The academic study of Ethiopic in Europe stretches back to the 16th century when the Italian bishop Mariano Vittori published the first grammar of Ge'ez in Rome in 1552, Chaldeae seu Aethiopicae linguae institutiones. This was a harbinger of a burgeoning academic interest in Semitic languages that developed across the universities of Europe and Great Britain in the 16th and 17th centuries, spurred on by a growing interest in foreign cultures and lands in a new age of global trade and travel.
The growth of the Ethiopian manuscript collection at Cambridge University Library coincides with this development and consists primarily of Ethiopian works from the 14th to 20th century. The collection also contains the notebooks (cf. Dd. 11.37-39; Dd. 12.15) of such early Semiticists as Johan Wansleben (1635-1679) and Edmund Castell (1606–1685), illustrating the initial academic efforts to establish Ethiopic studies in England by seeking out and copying new texts, and categorizing and systematizing Ge'ez for study.
Ethiopian literary culture carries with it a treasure trove of scribal and intellectual history, and for this reason Ethiopian works continue to attract the attention of book historians, linguists, and religion scholars. This is not only because Ethiopia is one of the few remaining nations to maintain an active manuscript and scribal culture based on traditional production methods, but also because Ethiopia has preserved books—sometimes lost, or unknown, or censored in the West—by translating them into Ge'ez. The book of Enoch is perhaps the most well-known rediscovered in the West, but scholars are continually rediscovering works once lost or forgotten in this literary corpus.

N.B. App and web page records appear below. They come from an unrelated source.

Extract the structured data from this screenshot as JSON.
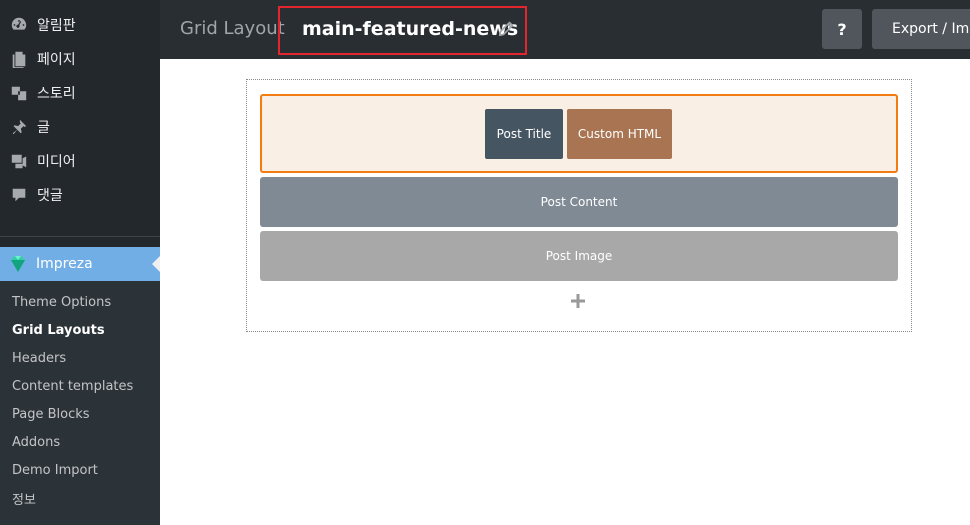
{
  "sidebar": {
    "menu": [
      {
        "label": "알림판",
        "icon": "dashboard-icon"
      },
      {
        "label": "페이지",
        "icon": "pages-icon"
      },
      {
        "label": "스토리",
        "icon": "stories-icon"
      },
      {
        "label": "글",
        "icon": "pushpin-icon"
      },
      {
        "label": "미디어",
        "icon": "media-icon"
      },
      {
        "label": "댓글",
        "icon": "comment-icon"
      }
    ],
    "active_menu": {
      "label": "Impreza",
      "icon": "impreza-diamond-icon",
      "color": "#72aee6"
    },
    "submenu": [
      {
        "label": "Theme Options"
      },
      {
        "label": "Grid Layouts",
        "current": true
      },
      {
        "label": "Headers"
      },
      {
        "label": "Content templates"
      },
      {
        "label": "Page Blocks"
      },
      {
        "label": "Addons"
      },
      {
        "label": "Demo Import"
      },
      {
        "label": "정보"
      }
    ]
  },
  "topbar": {
    "label": "Grid Layout",
    "title": "main-featured-news",
    "help_label": "?",
    "export_label": "Export / Import"
  },
  "builder": {
    "row1": {
      "highlight_color": "#f27b12",
      "elements": [
        {
          "label": "Post Title",
          "color": "#465562"
        },
        {
          "label": "Custom HTML",
          "color": "#a87452"
        }
      ]
    },
    "row2": {
      "label": "Post Content",
      "color": "#7f8a95"
    },
    "row3": {
      "label": "Post Image",
      "color": "#a8a8a8"
    },
    "add_icon": "plus-icon"
  }
}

Ethiopian manuscript production and preservation occurs traditionally in the nation’s monasteries and churches, and the vast majority of the works contained in this collection are comprised of religious books that reflect the attending concerns of these institutions. Both Ethiopian Jews and Christians trace the etiological roots of their respective traditions to the legendary encounter of King Solomon and the Queen of Sheba, the fullest account of which is developed in the Kəbrä Nägäśt, or The Glory of the Kings. It is this complex blending of biblical legend with the cultural and religious history of the region that has left an indelible imprint on its literary and cultural heritage. The famous monoliths of Lalibela, for example, were constructed in the 12th century to create a ‘New Jerusalem’; and the Ark of the Covenant, containing the stone tablets of divine revelation inscribed by Moses, are traditionally believed to be kept in safekeeping under the auspices of Orthodox Tewahedo Church in Axum, Ethiopia’s holiest city.
The works presented in the Digital Library provide a ranging sample of these types of literature produced in these contexts, and reflect this vast and fascinating history. Three bibles have been digitised: Add. 1570, an Old Testament; Or. 1802, a Gospels book; and Or. 2269, a copy of the Gospel of John. The Old Testament Add. 1570 is of particular interest because of its size, artistry, and textual history. It was assembled by at least 10 scribes, likely in a royal scriptorium, and rather than commencing with Genesis’ “In the beginning...”, this Old Testament begins instead with the book of Enoch, an originally Jewish apocalyptic work written in the 3rd c. BCE. Or. 1878 contains a copy of the Testament of Abraham, Isaac, and Jacob; these are pseudepigraphic works about the lives of the biblical Patriarchs, shared and transmitted by both the Beta Israel and Christian communities. Or. 2122 is a law book originally compiled in 1240 CE by the Coptic Egyptian Christian writer 'Abul Fada'il Ibn al-'Assal in Arabic and later translated into Ge'ez in Ethiopia. Add. 1569 is comprised of patristic works translated from Greek in the mid-first millennium and offers a unique witness to a number of otherwise lost patristic works. Or. 1885 is a collection of prayers, apotropaisms, and incantations, an important component of traditional medicine and magic. Add. 1888.1-2, Add. 1889, and Add. 3682 are service books that attest to the lively engagement of professional and laypersons with these traditions. And finally, while very fragmentary, Add. 1888.1-2 have been included because they are dated to the 14th c., the oldest Ge'ez in the collection.